This movie is a fun watch-together pick for adult girlfriends; it's a safe bet that most men and teens aren't likely to appreciate it for all of its girly, goofy glory. Wiig and Mumolo affectionately parody "average American women," simultaneously making their characters the butt of the joke and lifting them up to be the hero that they truly are. While they don't always make the right choices, the pair clearly demonstrate traits that parents and caregivers want to instill in kids: kindness, forgiveness, positivity, and an appreciation for the little things in life. Both Barb and Star have hit rough patches -- unexpected divorce and unexpected unemployment -- but they bolster each other with unconditional encouragement and support. While the movie's premise is utterly ludicrous, the straight-faced jokes zip, dart, and zing like a high-scoring round of pinball.
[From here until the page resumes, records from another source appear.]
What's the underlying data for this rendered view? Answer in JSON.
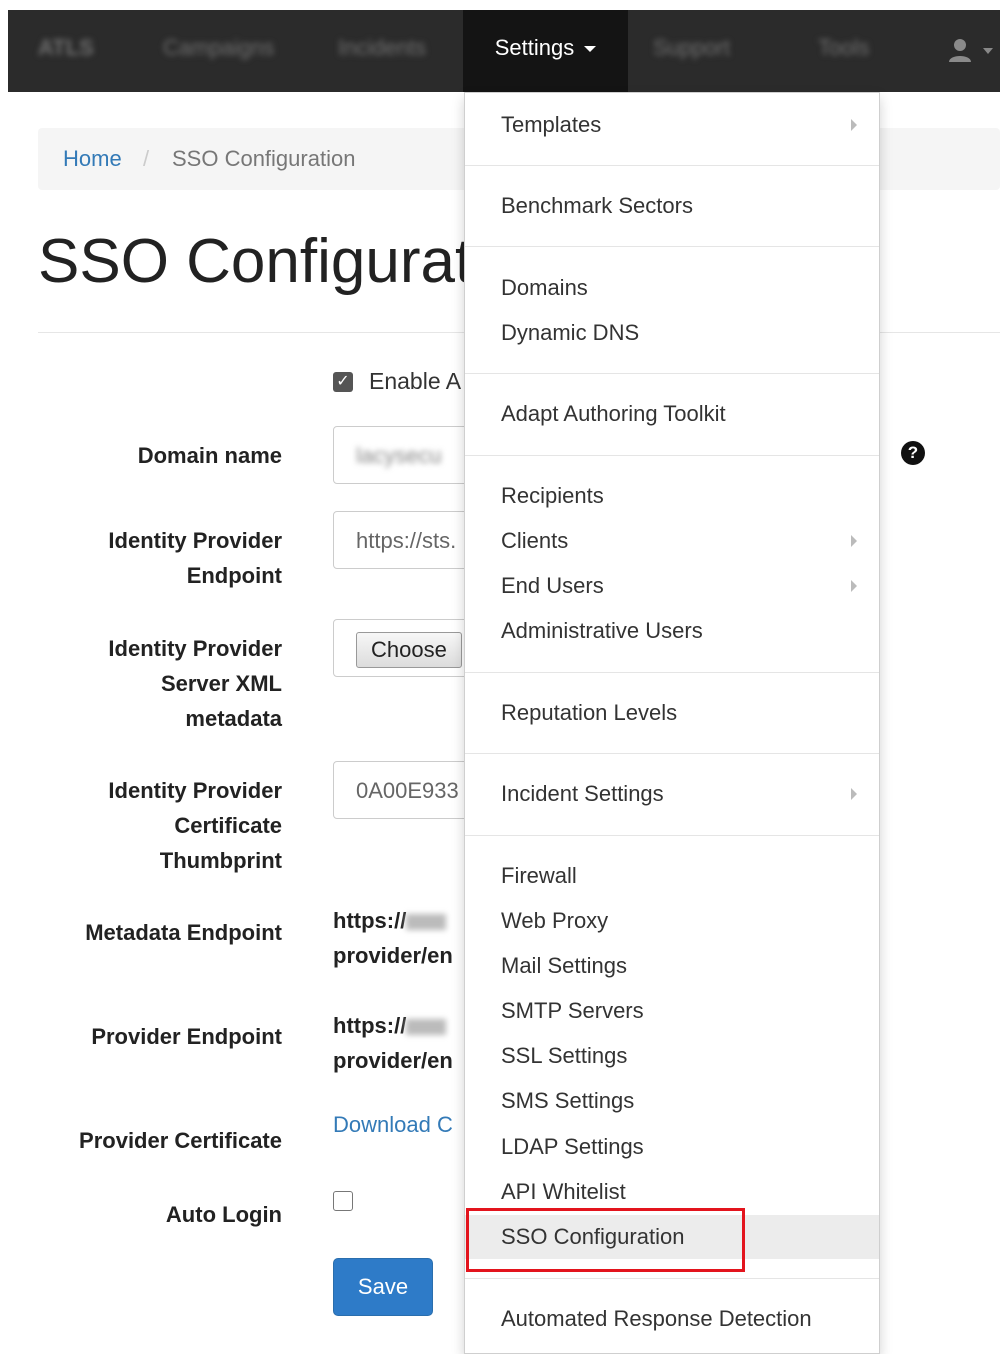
{
  "navbar": {
    "brand": "ATLS",
    "items": [
      "Campaigns",
      "Incidents",
      "Support",
      "Tools"
    ],
    "settings_label": "Settings"
  },
  "breadcrumb": {
    "home": "Home",
    "separator": "/",
    "current": "SSO Configuration"
  },
  "page": {
    "title": "SSO Configurat"
  },
  "form": {
    "enable_label": "Enable A",
    "domain_label": "Domain name",
    "idp_endpoint_label": [
      "Identity Provider",
      "Endpoint"
    ],
    "idp_endpoint_value": "https://sts.",
    "idp_metadata_label": [
      "Identity Provider",
      "Server XML",
      "metadata"
    ],
    "choose_file": "Choose",
    "idp_thumb_label": [
      "Identity Provider",
      "Certificate",
      "Thumbprint"
    ],
    "idp_thumb_value": "0A00E933",
    "metadata_endpoint_label": "Metadata Endpoint",
    "metadata_endpoint_lines": [
      "https://",
      "provider/en"
    ],
    "provider_endpoint_label": "Provider Endpoint",
    "provider_endpoint_lines": [
      "https://",
      "provider/en"
    ],
    "provider_cert_label": "Provider Certificate",
    "download_link": "Download C",
    "auto_login_label": "Auto Login",
    "save_button": "Save",
    "help_icon": "?"
  },
  "menu": {
    "templates": "Templates",
    "benchmark": "Benchmark Sectors",
    "domains": "Domains",
    "dynamic_dns": "Dynamic DNS",
    "adapt": "Adapt Authoring Toolkit",
    "recipients": "Recipients",
    "clients": "Clients",
    "end_users": "End Users",
    "admin_users": "Administrative Users",
    "reputation": "Reputation Levels",
    "incident_settings": "Incident Settings",
    "firewall": "Firewall",
    "web_proxy": "Web Proxy",
    "mail_settings": "Mail Settings",
    "smtp": "SMTP Servers",
    "ssl": "SSL Settings",
    "sms": "SMS Settings",
    "ldap": "LDAP Settings",
    "api": "API Whitelist",
    "sso": "SSO Configuration",
    "automated": "Automated Response Detection"
  },
  "colors": {
    "highlight": "#e3141d",
    "link": "#337ab7",
    "primary": "#2e7bc8"
  }
}
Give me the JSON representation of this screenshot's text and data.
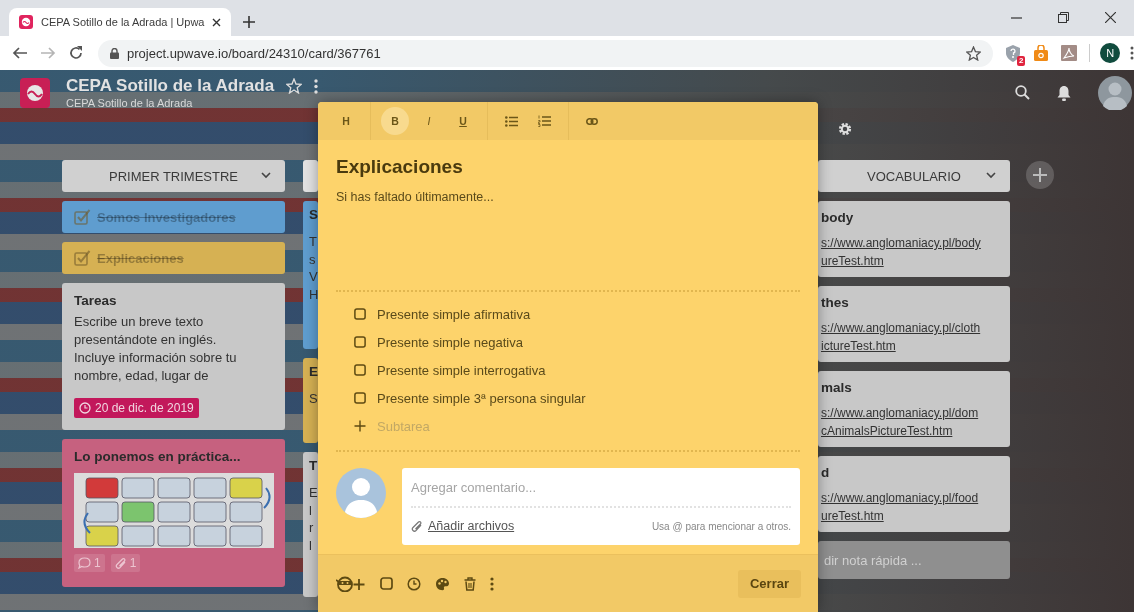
{
  "browser": {
    "tab": {
      "title": "CEPA Sotillo de la Adrada | Upwa"
    },
    "nav": [
      {
        "kind": "back",
        "disabled": false
      },
      {
        "kind": "forward",
        "disabled": true
      },
      {
        "kind": "reload",
        "disabled": false
      }
    ],
    "url": "project.upwave.io/board/24310/card/367761",
    "extensions": [
      {
        "kind": "shield",
        "badge": "2"
      },
      {
        "kind": "bag"
      },
      {
        "kind": "pdf"
      }
    ],
    "profile_initial": "N"
  },
  "board": {
    "title": "CEPA Sotillo de la Adrada",
    "subtitle": "CEPA Sotillo de la Adrada"
  },
  "lists": [
    {
      "title": "PRIMER TRIMESTRE",
      "cards": [
        {
          "kind": "compact",
          "title": "Somos Investigadores",
          "done": true,
          "color": "#5f9dcf"
        },
        {
          "kind": "compact",
          "title": "Explicaciones",
          "done": true,
          "color": "#d6b153"
        },
        {
          "kind": "text",
          "title": "Tareas",
          "body": "Escribe un breve texto\npresentándote en inglés.\nIncluye información sobre tu\nnombre, edad, lugar de",
          "due": "20 de dic. de 2019",
          "color": "#c8c8c8"
        },
        {
          "kind": "image",
          "title": "Lo ponemos en práctica...",
          "comments": "1",
          "attachments": "1",
          "color": "#c6617f"
        }
      ]
    },
    {
      "cards": [
        {
          "kind": "text",
          "title": "S",
          "body": "T\ns\nV\nH",
          "color": "#5f9dcf"
        },
        {
          "kind": "text",
          "title": "E",
          "body": "S",
          "color": "#d6b153"
        },
        {
          "kind": "text",
          "title": "T",
          "body": "E\nl\nr\nl",
          "color": "#c8c8c8"
        }
      ]
    },
    {
      "title": "VOCABULARIO",
      "cards": [
        {
          "kind": "link",
          "title": "body",
          "link": "s://www.anglomaniacy.pl/body\nureTest.htm",
          "color": "#c8c8c8"
        },
        {
          "kind": "link",
          "title": "thes",
          "link": "s://www.anglomaniacy.pl/cloth\nictureTest.htm",
          "color": "#c8c8c8"
        },
        {
          "kind": "link",
          "title": "mals",
          "link": "s://www.anglomaniacy.pl/dom\ncAnimalsPictureTest.htm",
          "color": "#c8c8c8"
        },
        {
          "kind": "link",
          "title": "d",
          "link": "s://www.anglomaniacy.pl/food\nureTest.htm",
          "color": "#c8c8c8"
        }
      ],
      "quick_note": {
        "placeholder": "dir nota rápida ..."
      }
    }
  ],
  "modal": {
    "toolbar": [
      [
        {
          "kind": "heading",
          "label": "H",
          "selected": false
        }
      ],
      [
        {
          "kind": "bold",
          "label": "B",
          "selected": true
        },
        {
          "kind": "italic",
          "label": "I",
          "selected": false
        },
        {
          "kind": "underline",
          "label": "U",
          "selected": false
        }
      ],
      [
        {
          "kind": "bullets"
        },
        {
          "kind": "numbers"
        }
      ],
      [
        {
          "kind": "link"
        }
      ]
    ],
    "title": "Explicaciones",
    "description": "Si has faltado últimamente...",
    "subtasks": [
      {
        "label": "Presente simple afirmativa",
        "checked": false
      },
      {
        "label": "Presente simple negativa",
        "checked": false
      },
      {
        "label": "Presente simple interrogativa",
        "checked": false
      },
      {
        "label": "Presente simple 3ª persona singular",
        "checked": false
      }
    ],
    "new_subtask": {
      "placeholder": "Subtarea"
    },
    "comment": {
      "placeholder": "Agregar comentario...",
      "attach": "Añadir archivos",
      "hint": "Usa @ para mencionar a otros."
    },
    "close": "Cerrar"
  }
}
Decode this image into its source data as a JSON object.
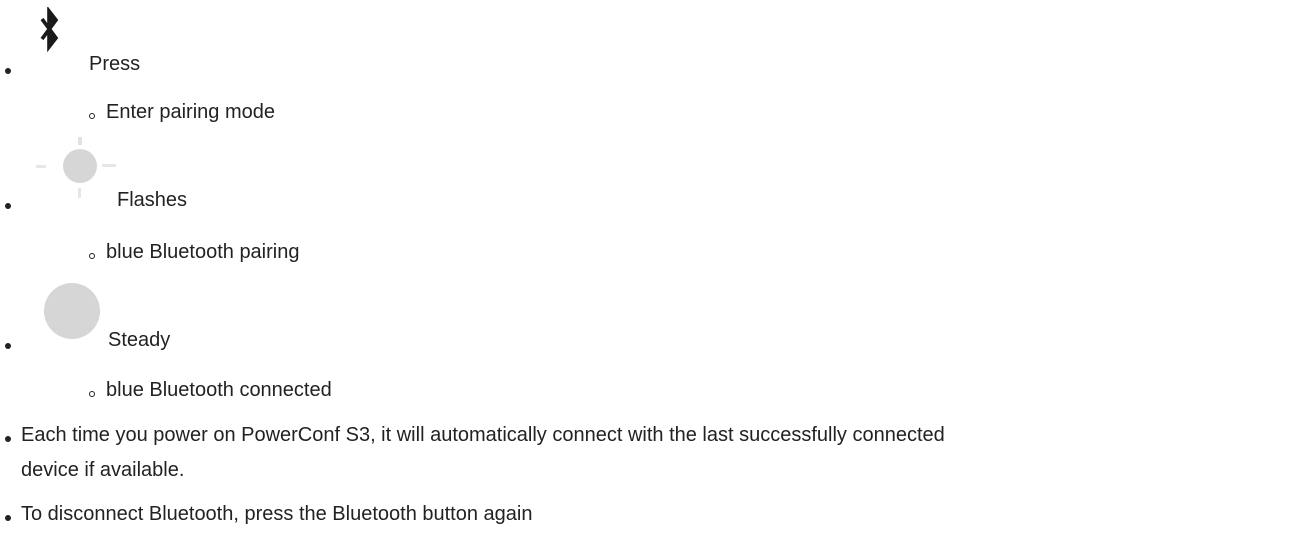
{
  "items": [
    {
      "icon": "bluetooth-icon",
      "label": "Press",
      "sub": "Enter pairing mode"
    },
    {
      "icon": "led-flashing-icon",
      "label": "Flashes",
      "sub": "blue Bluetooth pairing"
    },
    {
      "icon": "led-steady-icon",
      "label": "Steady",
      "sub": "blue Bluetooth connected"
    }
  ],
  "notes": {
    "auto_connect_line1": "Each time you power on PowerConf S3, it will automatically connect with the last successfully connected",
    "auto_connect_line2": "device if available.",
    "disconnect": "To disconnect Bluetooth, press the Bluetooth button again"
  },
  "colors": {
    "text": "#222222",
    "icon_dark": "#1a1a1a",
    "led_gray": "#d6d6d6"
  }
}
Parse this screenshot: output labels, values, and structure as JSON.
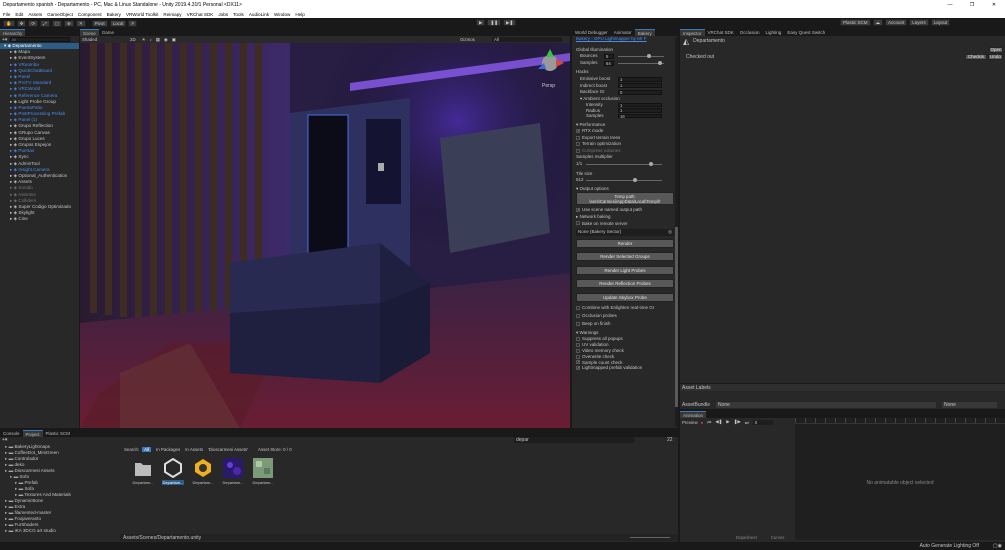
{
  "window": {
    "title": "Departamento spanish - Departamento - PC, Mac & Linux Standalone - Unity 2019.4.31f1 Personal <DX11>"
  },
  "menu": [
    "File",
    "Edit",
    "Assets",
    "GameObject",
    "Component",
    "Bakery",
    "VRWorld Toolkit",
    "Reimapy",
    "VRChat SDK",
    "Jobs",
    "Tools",
    "AudioLink",
    "Window",
    "Help"
  ],
  "toolbar": {
    "pivot": "Pivot",
    "local": "Local",
    "plastic": "Plastic SCM",
    "account": "Account",
    "layers": "Layers",
    "layout": "Layout"
  },
  "hierarchy": {
    "tab": "Hierarchy",
    "search_placeholder": "All",
    "root": "Departamento",
    "items": [
      {
        "label": "Mapa",
        "c": "n"
      },
      {
        "label": "EventSystem",
        "c": "n"
      },
      {
        "label": "VRoomba",
        "c": "b"
      },
      {
        "label": "QuickChatBoard",
        "c": "b"
      },
      {
        "label": "Panel",
        "c": "b"
      },
      {
        "label": "ProTV Standard",
        "c": "b"
      },
      {
        "label": "VRCWorld",
        "c": "b"
      },
      {
        "label": "Reference Camera",
        "c": "b"
      },
      {
        "label": "Light Probe Group",
        "c": "n"
      },
      {
        "label": "PuertaPatio",
        "c": "b"
      },
      {
        "label": "PostProcessing Prefab",
        "c": "b"
      },
      {
        "label": "Panel (1)",
        "c": "b"
      },
      {
        "label": "Grupo Reflection",
        "c": "n"
      },
      {
        "label": "GRupo Canvas",
        "c": "n"
      },
      {
        "label": "Grupo Luces",
        "c": "n"
      },
      {
        "label": "Grupos Espejos",
        "c": "n"
      },
      {
        "label": "Puertas",
        "c": "b"
      },
      {
        "label": "Sync",
        "c": "n"
      },
      {
        "label": "AdminTool",
        "c": "n"
      },
      {
        "label": "Insight.Camera",
        "c": "b"
      },
      {
        "label": "Optional_Authentication",
        "c": "n"
      },
      {
        "label": "Assets",
        "c": "n"
      },
      {
        "label": "Sonido",
        "c": "g"
      },
      {
        "label": "Asientos",
        "c": "g"
      },
      {
        "label": "Colliders",
        "c": "g"
      },
      {
        "label": "Super Codigo Optimizado",
        "c": "n"
      },
      {
        "label": "Skylight",
        "c": "n"
      },
      {
        "label": "Cine",
        "c": "n"
      }
    ]
  },
  "scene": {
    "tab_scene": "Scene",
    "tab_game": "Game",
    "shading": "Shaded",
    "mode": "2D",
    "gizmos": "Gizmos",
    "search": "All",
    "persp": "Persp"
  },
  "bakery": {
    "tabs": [
      "World Debugger",
      "Animator",
      "Bakery"
    ],
    "header": "Bakery - GPU Lightmapper by Mr F",
    "global_illumination": "Global Illumination",
    "bounces_label": "Bounces",
    "bounces": "5",
    "bounces_fill": 0.7,
    "samples_label": "Samples",
    "samples": "64",
    "samples_fill": 0.95,
    "hacks": "Hacks",
    "emissive_label": "Emissive boost",
    "emissive": "1",
    "indirect_label": "Indirect boost",
    "indirect": "1",
    "backface_label": "Backface GI",
    "backface": "0",
    "ao": "Ambient occlusion",
    "intensity_label": "Intensity",
    "intensity": "1",
    "radius_label": "Radius",
    "radius": "1",
    "aosamples_label": "Samples",
    "aosamples": "16",
    "performance": "Performance",
    "rtx": "RTX mode",
    "export_terrain": "Export terrain trees",
    "terrain_opt": "Terrain optimization",
    "compress": "Compress volumes",
    "samples_mult": "Samples multiplier",
    "samples_mult_val": "1/1",
    "samples_mult_fill": 0.88,
    "tile_size": "Tile size",
    "tile_val": "512",
    "tile_fill": 0.65,
    "output_options": "Output options",
    "temp_path_title": "Temp path:",
    "temp_path": "\\sers\\Carmesi\\AppData\\Local\\Temp\\fr",
    "use_scene_named": "Use scene named output path",
    "network_baking": "Network baking",
    "bake_remote": "Bake on remote server",
    "sector": "None (Bakery Sector)",
    "render": "Render",
    "render_selected": "Render Selected Groups",
    "render_probes": "Render Light Probes",
    "render_refl": "Render Reflection Probes",
    "update_skybox": "Update Skybox Probe",
    "combine": "Combine with Enlighten real-time GI",
    "occlusion": "Occlusion probes",
    "beep": "Beep on finish",
    "warnings": "Warnings",
    "warn_items": [
      {
        "label": "Suppress all popups",
        "checked": false
      },
      {
        "label": "UV validation",
        "checked": false
      },
      {
        "label": "Video memory check",
        "checked": false
      },
      {
        "label": "Overwrite check",
        "checked": false
      },
      {
        "label": "Sample count check",
        "checked": true
      },
      {
        "label": "Lightmapped prefab validation",
        "checked": true
      }
    ]
  },
  "inspector": {
    "tabs": [
      "Inspector",
      "VRChat SDK",
      "Occlusion",
      "Lighting",
      "Easy Quest Switch"
    ],
    "object": "Departamento",
    "open": "Open",
    "checked_out": "Checked out",
    "checkin": "Checkin",
    "undo": "Undo",
    "asset_labels": "Asset Labels",
    "asset_bundle": "AssetBundle",
    "bundle_val": "None",
    "variant_val": "None"
  },
  "animation": {
    "tab": "Animation",
    "preview": "Preview",
    "frame": "0",
    "empty": "No animatable object selected",
    "dopesheet": "Dopesheet",
    "curves": "Curves"
  },
  "project": {
    "tabs": [
      "Console",
      "Project",
      "Plastic SCM"
    ],
    "search": "depar",
    "folders": [
      "BakeryLightmaps",
      "CoffeeDot_MiniGreen",
      "Controlador",
      "deko",
      "Dioscarmesi Assets",
      "Sofa",
      "Prefab",
      "Sofa",
      "Textures And Materials",
      "DynamicBone",
      "Extra",
      "filamented-master",
      "Foxjaveranto",
      "FurShaders",
      "IKA 3DCG art studio"
    ],
    "scope_label": "Search:",
    "scope_all": "All",
    "scope_packages": "In Packages",
    "scope_assets": "In Assets",
    "scope_folder": "'Dioscarmesi Assets'",
    "asset_store": "Asset Store: 0 / 0",
    "assets": [
      {
        "label": "Departam...",
        "kind": "folder"
      },
      {
        "label": "Departam...",
        "kind": "unity"
      },
      {
        "label": "Departam...",
        "kind": "light"
      },
      {
        "label": "Departam...",
        "kind": "tex1"
      },
      {
        "label": "Departam...",
        "kind": "tex2"
      }
    ],
    "path": "Assets/Scenes/Departamento.unity",
    "count": "22"
  },
  "status": {
    "right": "Auto Generate Lighting Off"
  },
  "colors": {
    "accent": "#3a79bb",
    "link": "#4c8cf0",
    "purple": "#6a3cd8"
  }
}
Star is only a few degrees away from Wiig's infamous "Target lady" character from Saturday Night Live. But Wiig also plays villain Sharon Gordon Fisherman, a juicy, delicious, over-the-top femme fatale who plots to murder an entire town. She has a fictional skin pigmentation condition, which perpetuates the problematic choice to give villains (especially in comedies) disabilities. In this case, her condition makes her appear more sinister -- but also, it's clear, supposedly more laughable. Yes, it's a made-up disease, but it's quite reminiscent of albinism, an actual disorder that cinema almost exclusively associates with nefarious characters. At the same time, Sharon is full of self-confidence, spurning her handsome henchman Edgar's (Jamie Dornan) romantic overtures: It takes more than good looks to warm her cold heart. The ultimate redemption, though, is that Barb and Star's amazing friendship and positive attitude give the rest of us the warm fuzzies.